Check every line of the entries below for the word "Project", and copy the ones that have it.
========================
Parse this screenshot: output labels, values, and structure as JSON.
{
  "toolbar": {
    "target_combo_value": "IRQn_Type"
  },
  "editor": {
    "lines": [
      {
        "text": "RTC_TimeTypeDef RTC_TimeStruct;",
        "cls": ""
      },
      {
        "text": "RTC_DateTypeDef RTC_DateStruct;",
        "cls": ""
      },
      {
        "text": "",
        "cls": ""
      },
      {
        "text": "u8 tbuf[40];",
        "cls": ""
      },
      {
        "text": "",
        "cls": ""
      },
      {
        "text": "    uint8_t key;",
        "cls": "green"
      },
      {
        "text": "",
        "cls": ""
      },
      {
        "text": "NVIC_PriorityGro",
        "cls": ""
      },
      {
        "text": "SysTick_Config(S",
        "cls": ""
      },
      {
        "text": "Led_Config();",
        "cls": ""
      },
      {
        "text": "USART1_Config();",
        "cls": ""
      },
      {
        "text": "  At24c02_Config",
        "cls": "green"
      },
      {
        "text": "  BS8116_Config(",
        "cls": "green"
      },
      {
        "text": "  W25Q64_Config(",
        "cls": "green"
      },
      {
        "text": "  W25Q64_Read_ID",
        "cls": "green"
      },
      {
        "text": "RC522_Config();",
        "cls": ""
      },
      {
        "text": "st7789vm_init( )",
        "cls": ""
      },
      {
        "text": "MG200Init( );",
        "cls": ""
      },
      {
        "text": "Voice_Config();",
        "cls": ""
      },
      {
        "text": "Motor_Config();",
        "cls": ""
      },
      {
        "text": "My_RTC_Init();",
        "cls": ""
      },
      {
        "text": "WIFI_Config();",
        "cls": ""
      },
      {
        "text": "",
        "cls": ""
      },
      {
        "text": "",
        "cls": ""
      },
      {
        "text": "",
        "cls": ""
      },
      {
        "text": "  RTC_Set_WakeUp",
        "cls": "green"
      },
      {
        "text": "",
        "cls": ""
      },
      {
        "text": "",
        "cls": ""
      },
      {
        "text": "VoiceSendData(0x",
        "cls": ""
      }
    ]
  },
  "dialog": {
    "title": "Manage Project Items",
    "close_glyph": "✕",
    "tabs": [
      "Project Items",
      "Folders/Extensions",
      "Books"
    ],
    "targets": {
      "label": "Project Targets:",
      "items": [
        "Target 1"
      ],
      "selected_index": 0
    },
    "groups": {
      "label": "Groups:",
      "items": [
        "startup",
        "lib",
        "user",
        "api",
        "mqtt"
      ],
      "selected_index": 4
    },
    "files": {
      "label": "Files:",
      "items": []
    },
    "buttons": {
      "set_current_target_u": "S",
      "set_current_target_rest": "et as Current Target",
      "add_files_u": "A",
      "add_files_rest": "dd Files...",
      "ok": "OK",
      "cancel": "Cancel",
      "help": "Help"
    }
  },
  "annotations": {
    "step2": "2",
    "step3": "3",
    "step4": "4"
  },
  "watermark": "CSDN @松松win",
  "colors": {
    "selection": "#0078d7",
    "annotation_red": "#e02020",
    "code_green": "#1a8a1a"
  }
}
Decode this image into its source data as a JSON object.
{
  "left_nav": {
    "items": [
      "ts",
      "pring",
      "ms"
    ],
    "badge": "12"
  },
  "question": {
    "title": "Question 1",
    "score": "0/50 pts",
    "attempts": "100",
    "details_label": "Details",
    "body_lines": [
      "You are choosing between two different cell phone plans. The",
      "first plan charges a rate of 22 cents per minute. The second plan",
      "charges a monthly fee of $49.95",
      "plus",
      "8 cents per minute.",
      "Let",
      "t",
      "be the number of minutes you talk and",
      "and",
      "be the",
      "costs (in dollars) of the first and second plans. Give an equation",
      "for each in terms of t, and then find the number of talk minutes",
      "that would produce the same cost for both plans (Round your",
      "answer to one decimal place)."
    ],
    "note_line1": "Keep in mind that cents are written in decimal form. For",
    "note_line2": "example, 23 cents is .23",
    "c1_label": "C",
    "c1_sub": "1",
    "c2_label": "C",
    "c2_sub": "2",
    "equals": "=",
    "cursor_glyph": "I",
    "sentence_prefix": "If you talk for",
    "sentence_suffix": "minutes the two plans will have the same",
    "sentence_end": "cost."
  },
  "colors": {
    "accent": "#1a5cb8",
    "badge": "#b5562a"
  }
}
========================
PROBLEM SOLUTION:
    "title": "Manage Project Items",
      "Project Items",
      "label": "Project Targets:",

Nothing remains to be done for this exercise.